During inflation, holding cash is generally not considered good. Cash may keep up with inflation in nominal terms if short-term interest rates rise, but it is not a growth asset. Traditional inflation-resistant assets like real estate and commodities are better options for preserving value during inflation.
Is Cash King Right Now?
Cash is king during inflation as it can keep up with inflation in nominal terms when short-term interest rates rise. Holding cash provides flexibility and liquidity to take advantage of investment opportunities quickly. While other assets like real estate and commodities are also inflation-resistant, cash remains a valuable asset during times of financial stress.
Where Do You Put Cash During Inflation?
During inflation, it is recommended to consider traditional inflation-resistant assets like real estate, commodities, and consumer cyclical stocks.

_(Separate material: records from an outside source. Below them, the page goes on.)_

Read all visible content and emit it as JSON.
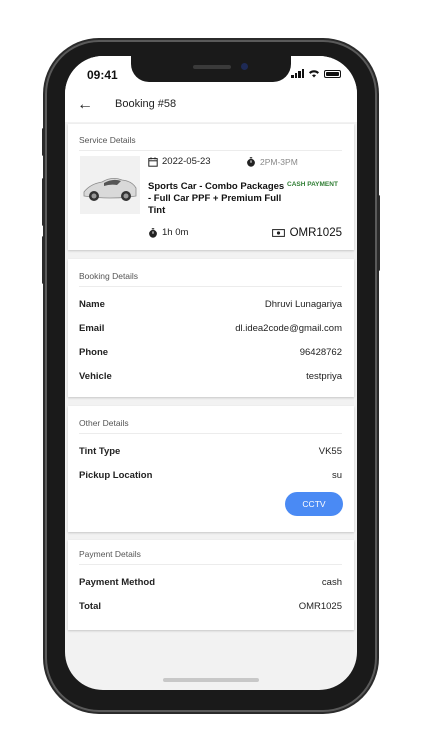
{
  "status_bar": {
    "time": "09:41"
  },
  "app_bar": {
    "title": "Booking #58"
  },
  "service": {
    "section_title": "Service Details",
    "date": "2022-05-23",
    "time_slot": "2PM-3PM",
    "payment_badge": "CASH PAYMENT",
    "name": "Sports Car - Combo Packages - Full Car PPF + Premium Full Tint",
    "duration": "1h 0m",
    "price": "OMR1025"
  },
  "booking": {
    "section_title": "Booking Details",
    "rows": [
      {
        "label": "Name",
        "value": "Dhruvi Lunagariya"
      },
      {
        "label": "Email",
        "value": "dl.idea2code@gmail.com"
      },
      {
        "label": "Phone",
        "value": "96428762"
      },
      {
        "label": "Vehicle",
        "value": "testpriya"
      }
    ]
  },
  "other": {
    "section_title": "Other Details",
    "rows": [
      {
        "label": "Tint Type",
        "value": "VK55"
      },
      {
        "label": "Pickup Location",
        "value": "su"
      }
    ],
    "cctv_label": "CCTV"
  },
  "payment": {
    "section_title": "Payment Details",
    "rows": [
      {
        "label": "Payment Method",
        "value": "cash"
      },
      {
        "label": "Total",
        "value": "OMR1025"
      }
    ]
  },
  "colors": {
    "accent": "#4a8af4",
    "badge_green": "#2e7d32",
    "background": "#f2f2f2"
  }
}
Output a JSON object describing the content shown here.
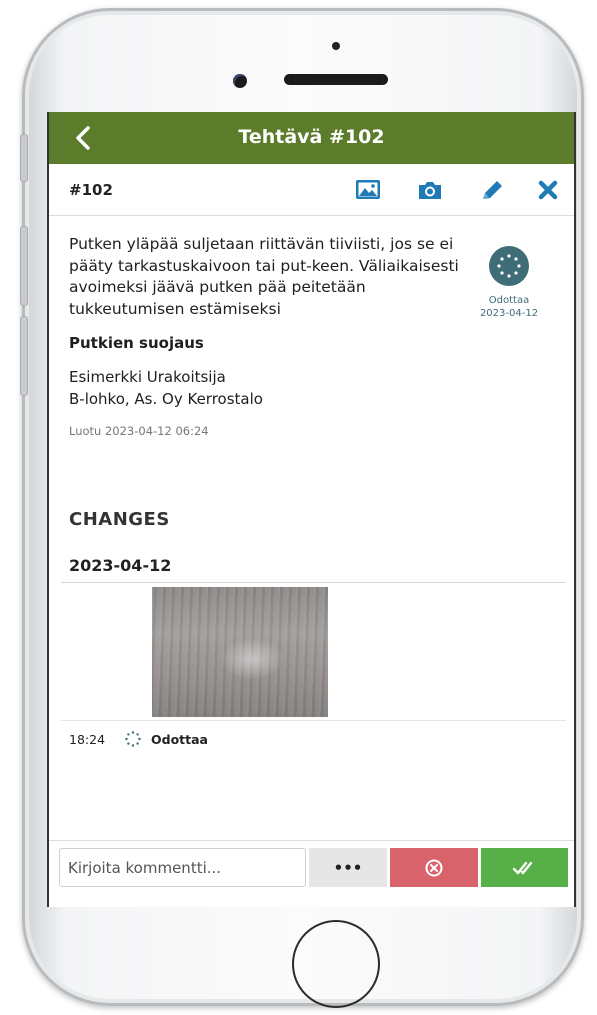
{
  "header": {
    "title": "Tehtävä #102"
  },
  "toolbar": {
    "task_id": "#102"
  },
  "task": {
    "description": "Putken yläpää suljetaan riittävän tiiviisti, jos se ei pääty tarkastuskaivoon tai put-keen. Väliaikaisesti avoimeksi jäävä putken pää peitetään tukkeutumisen estämiseksi",
    "status_label": "Odottaa",
    "status_date": "2023-04-12",
    "section_title": "Putkien suojaus",
    "contractor": "Esimerkki Urakoitsija",
    "location": "B-lohko, As. Oy Kerrostalo",
    "created": "Luotu 2023-04-12 06:24"
  },
  "changes": {
    "heading": "CHANGES",
    "groups": [
      {
        "date": "2023-04-12",
        "entries": [
          {
            "time": "18:24",
            "status": "Odottaa"
          }
        ]
      }
    ]
  },
  "comment_bar": {
    "placeholder": "Kirjoita kommentti...",
    "more_label": "•••"
  },
  "icons": {
    "back": "chevron-left-icon",
    "gallery": "image-icon",
    "camera": "camera-icon",
    "edit": "pencil-icon",
    "close": "close-icon",
    "status": "pending-spinner-icon",
    "reject": "circle-x-icon",
    "approve": "double-check-icon"
  },
  "colors": {
    "header_bg": "#5b7c2b",
    "accent_blue": "#1f7ab5",
    "status_badge": "#3e6c77",
    "reject": "#d9636a",
    "approve": "#57b047"
  }
}
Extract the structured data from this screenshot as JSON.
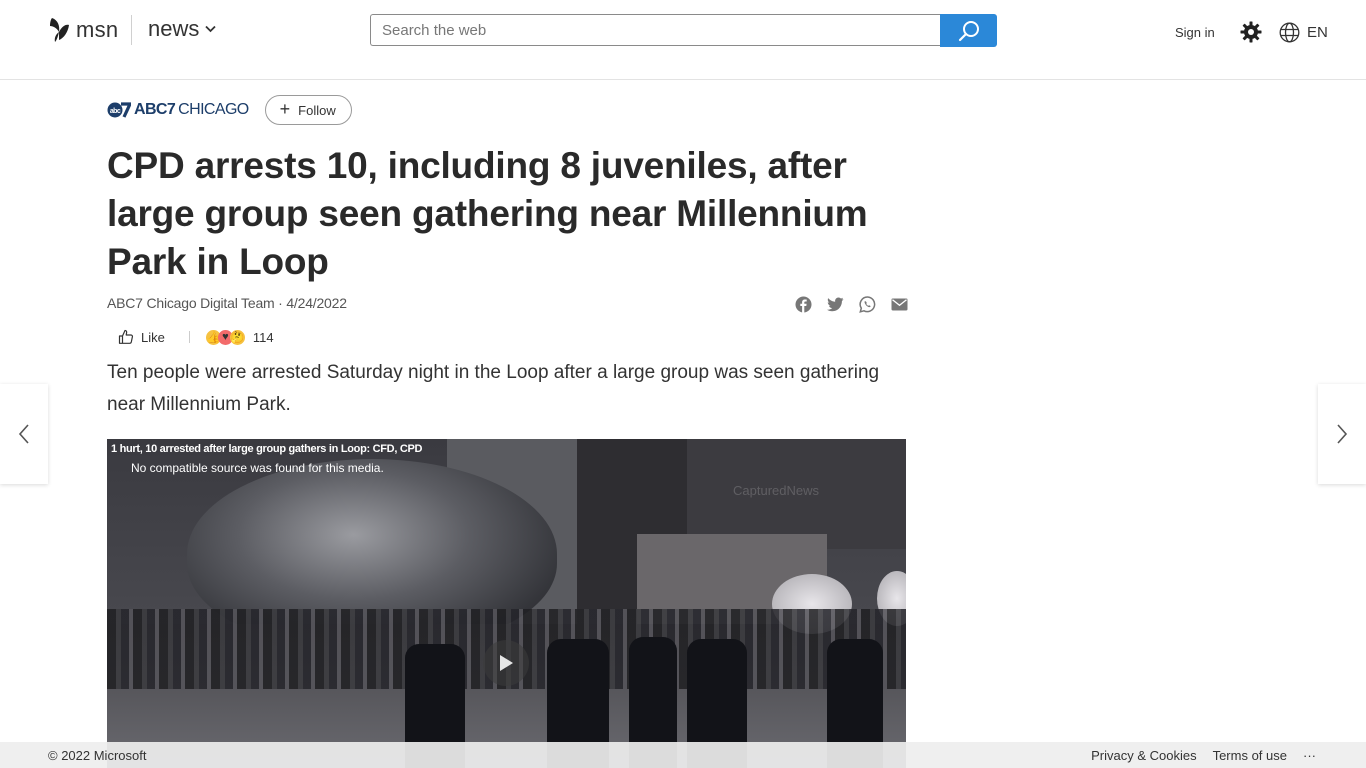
{
  "header": {
    "brand": "msn",
    "section": "news",
    "search_placeholder": "Search the web",
    "sign_in": "Sign in",
    "language": "EN"
  },
  "article": {
    "source_name_bold": "ABC7",
    "source_name_light": "CHICAGO",
    "follow_label": "Follow",
    "title": "CPD arrests 10, including 8 juveniles, after large group seen gathering near Millennium Park in Loop",
    "byline": "ABC7 Chicago Digital Team · 4/24/2022",
    "like_label": "Like",
    "reaction_count": "114",
    "lead": "Ten people were arrested Saturday night in the Loop after a large group was seen gathering near Millennium Park."
  },
  "video": {
    "caption": "1 hurt, 10 arrested after large group gathers in Loop: CFD, CPD",
    "error": "No compatible source was found for this media.",
    "watermark": "CapturedNews"
  },
  "footer": {
    "copyright": "© 2022 Microsoft",
    "links": [
      "Privacy & Cookies",
      "Terms of use"
    ],
    "more": "···"
  }
}
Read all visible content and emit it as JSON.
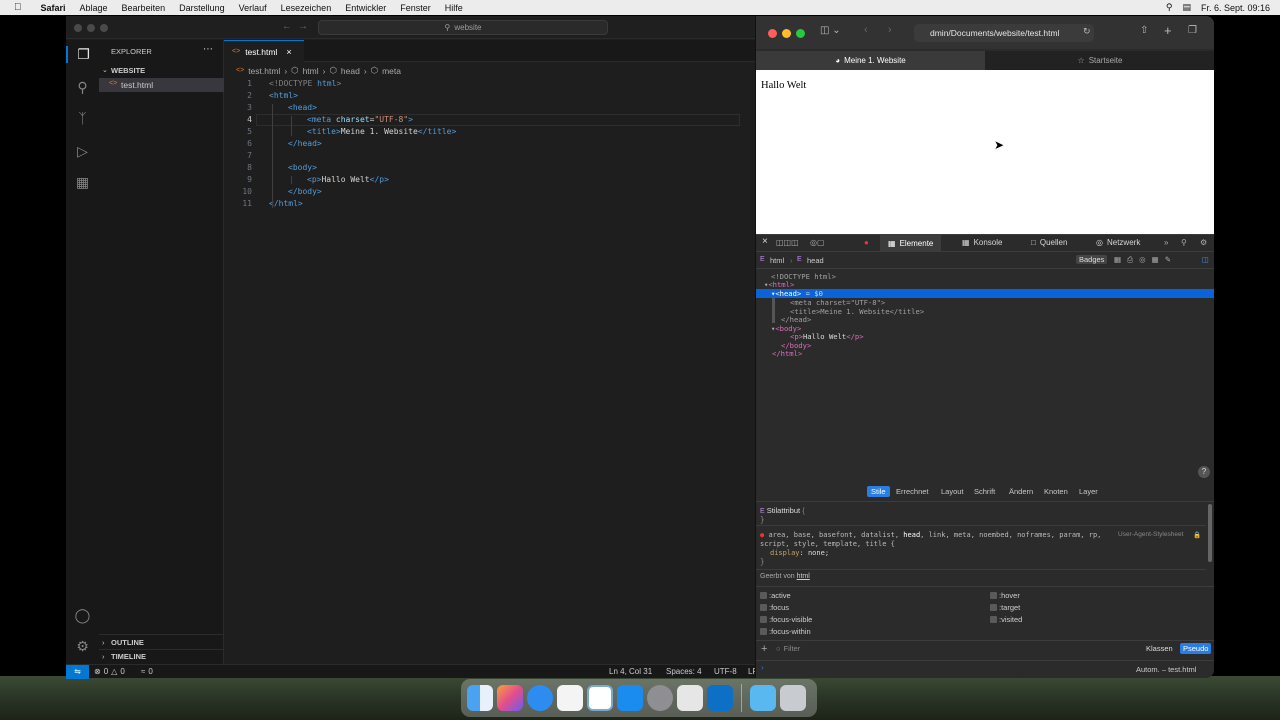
{
  "menubar": {
    "app": "Safari",
    "items": [
      "Ablage",
      "Bearbeiten",
      "Darstellung",
      "Verlauf",
      "Lesezeichen",
      "Entwickler",
      "Fenster",
      "Hilfe"
    ],
    "datetime": "Fr. 6. Sept. 09:16"
  },
  "vscode": {
    "search": "website",
    "explorer_title": "EXPLORER",
    "folder": "WEBSITE",
    "file": "test.html",
    "tab": "test.html",
    "breadcrumbs": [
      "test.html",
      "html",
      "head",
      "meta"
    ],
    "line_numbers": [
      "1",
      "2",
      "3",
      "4",
      "5",
      "6",
      "7",
      "8",
      "9",
      "10",
      "11"
    ],
    "code": {
      "l1a": "<!DOCTYPE ",
      "l1b": "html",
      "l1c": ">",
      "l2": "<html>",
      "l3": "<head>",
      "l4a": "<meta ",
      "l4b": "charset",
      "l4c": "=",
      "l4d": "\"UTF-8\"",
      "l4e": ">",
      "l5a": "<title>",
      "l5b": "Meine 1. Website",
      "l5c": "</title>",
      "l6": "</head>",
      "l8": "<body>",
      "l9a": "<p>",
      "l9b": "Hallo Welt",
      "l9c": "</p>",
      "l10": "</body>",
      "l11": "</html>"
    },
    "outline": "OUTLINE",
    "timeline": "TIMELINE",
    "status": {
      "errors": "0",
      "warnings": "0",
      "ports": "0",
      "position": "Ln 4, Col 31",
      "spaces": "Spaces: 4",
      "encoding": "UTF-8",
      "eol": "LF"
    }
  },
  "safari": {
    "url": "dmin/Documents/website/test.html",
    "tab1": "Meine 1. Website",
    "tab2": "Startseite",
    "page_text": "Hallo Welt",
    "devtools": {
      "tabs": [
        "Elemente",
        "Konsole",
        "Quellen",
        "Netzwerk"
      ],
      "path": [
        "html",
        "head"
      ],
      "badges": "Badges",
      "dom": {
        "d1": "<!DOCTYPE html>",
        "d2": "<html>",
        "d3a": "<head>",
        "d3b": " = $0",
        "d4a": "<meta ",
        "d4b": "charset",
        "d4c": "=\"",
        "d4d": "UTF-8",
        "d4e": "\">",
        "d5a": "<title>",
        "d5b": "Meine 1. Website",
        "d5c": "</title>",
        "d6": "</head>",
        "d7": "<body>",
        "d8a": "<p>",
        "d8b": "Hallo Welt",
        "d8c": "</p>",
        "d9": "</body>",
        "d10": "</html>"
      },
      "sidebar_tabs": [
        "Stile",
        "Errechnet",
        "Layout",
        "Schrift",
        "Ändern",
        "Knoten",
        "Layer"
      ],
      "style_attr": "Stilattribut",
      "brace_open": "{",
      "brace_close": "}",
      "ua_selector_a": "area, base, basefont, datalist, ",
      "ua_selector_head": "head",
      "ua_selector_b": ", link, meta, noembed, noframes, param, rp,",
      "ua_selector_c": "script, style, template, title {",
      "ua_source": "User-Agent-Stylesheet",
      "ua_prop": "display",
      "ua_val": "none",
      "inherited_label": "Geerbt von",
      "inherited_from": "html",
      "pseudo_left": [
        ":active",
        ":focus",
        ":focus-visible",
        ":focus-within"
      ],
      "pseudo_right": [
        ":hover",
        ":target",
        ":visited"
      ],
      "filter": "Filter",
      "classes": "Klassen",
      "pseudo": "Pseudo",
      "console_context": "Autom. – test.html"
    }
  }
}
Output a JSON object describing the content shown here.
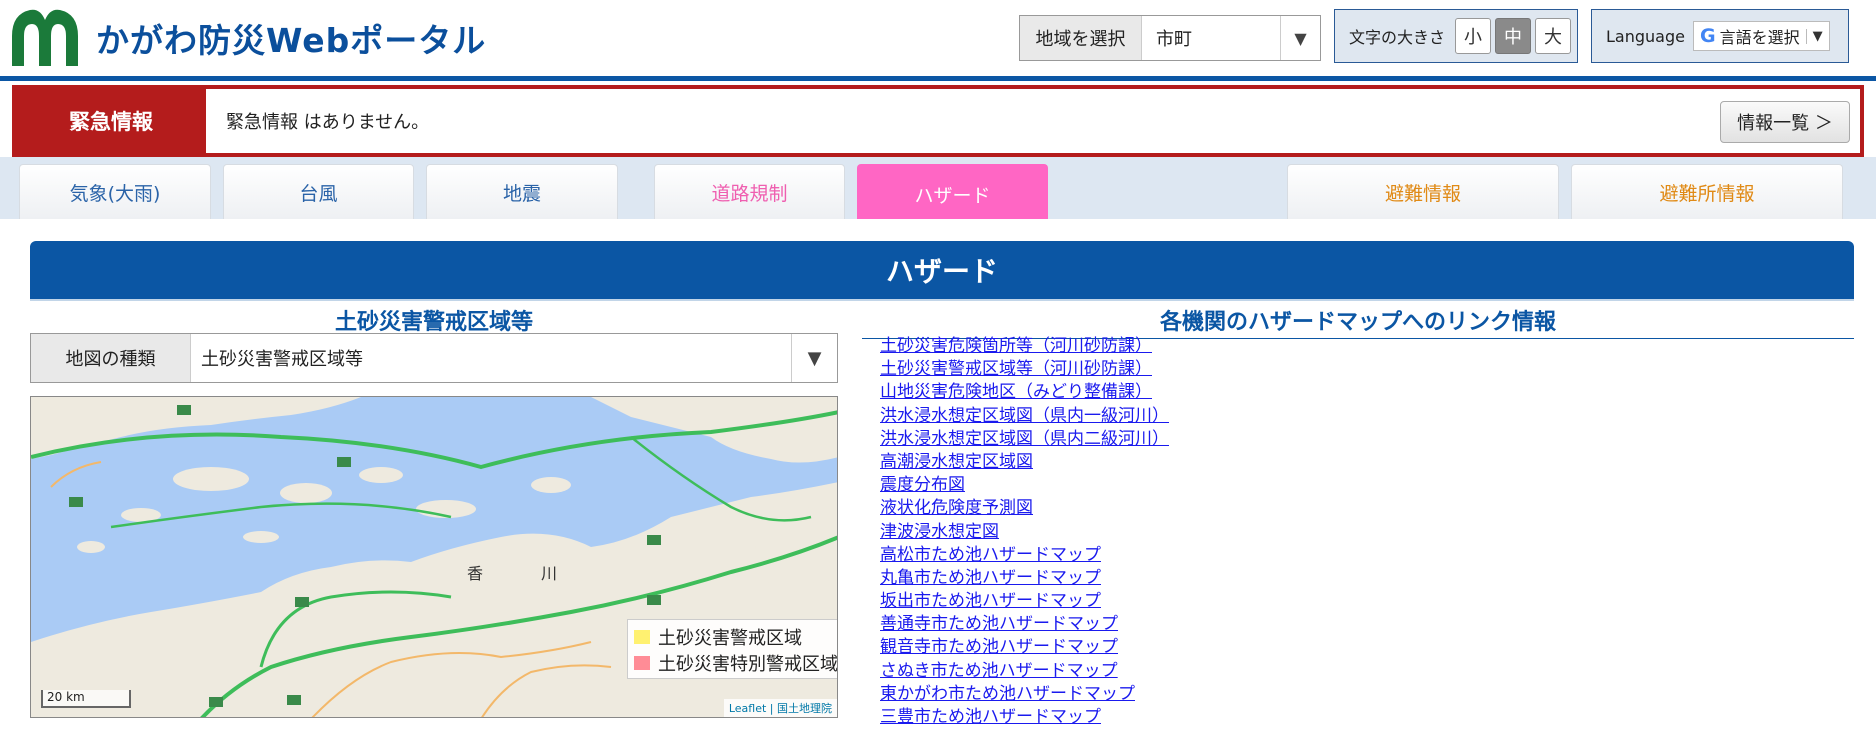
{
  "header": {
    "site_title": "かがわ防災Webポータル",
    "region_label": "地域を選択",
    "region_value": "市町",
    "fontsize_label": "文字の大きさ",
    "fontsize_options": [
      "小",
      "中",
      "大"
    ],
    "fontsize_selected": "中",
    "language_label": "Language",
    "language_select": "言語を選択"
  },
  "emergency": {
    "label": "緊急情報",
    "message": "緊急情報 はありません。",
    "list_button": "情報一覧 ＞"
  },
  "tabs": [
    {
      "label": "気象(大雨)",
      "color": "#2a63a8"
    },
    {
      "label": "台風",
      "color": "#2a63a8"
    },
    {
      "label": "地震",
      "color": "#2a63a8"
    },
    {
      "label": "道路規制",
      "color": "#ef5fb0"
    },
    {
      "label": "ハザード",
      "color": "#ff66c4",
      "active": true
    },
    {
      "label": "避難情報",
      "color": "#e08a16"
    },
    {
      "label": "避難所情報",
      "color": "#e08a16"
    }
  ],
  "section": {
    "title": "ハザード"
  },
  "left": {
    "title": "土砂災害警戒区域等",
    "map_type_label": "地図の種類",
    "map_type_value": "土砂災害警戒区域等",
    "map_labels": [
      "香",
      "川"
    ],
    "legend": [
      {
        "label": "土砂災害警戒区域",
        "color": "#fff170"
      },
      {
        "label": "土砂災害特別警戒区域",
        "color": "#ff8c96"
      }
    ],
    "scale": "20 km",
    "attribution": "Leaflet | 国土地理院"
  },
  "right": {
    "title": "各機関のハザードマップへのリンク情報",
    "links": [
      "土砂災害危険箇所等（河川砂防課）",
      "土砂災害警戒区域等（河川砂防課）",
      "山地災害危険地区（みどり整備課）",
      "洪水浸水想定区域図（県内一級河川）",
      "洪水浸水想定区域図（県内二級河川）",
      "高潮浸水想定区域図",
      "震度分布図",
      "液状化危険度予測図",
      "津波浸水想定図",
      "高松市ため池ハザードマップ",
      "丸亀市ため池ハザードマップ",
      "坂出市ため池ハザードマップ",
      "善通寺市ため池ハザードマップ",
      "観音寺市ため池ハザードマップ",
      "さぬき市ため池ハザードマップ",
      "東かがわ市ため池ハザードマップ",
      "三豊市ため池ハザードマップ"
    ]
  }
}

Other investments such as travel, semiconductors, and infrastructure-related assets may also perform well during this inflationary cycle due to specific circumstances related to the pandemic.
Is Cash King During Recession?
During a recession, cash is considered king because it provides flexibility and liquidity for investors. Having liquid funds available is vital during times of financial stress as it allows individuals to take advantage of investment opportunities that arise during the decline.
While cash may not be a growth asset, it can serve as a viable hedge during inflation if accompanied by rising short-term interest rates. Investors are starting to recognize the value of holding cash, especially in times of financial stress.
It provides the flexibility and liquidity needed to respond quickly to changing market conditions and seize investment opportunities. So, during inflation, cash is indeed king.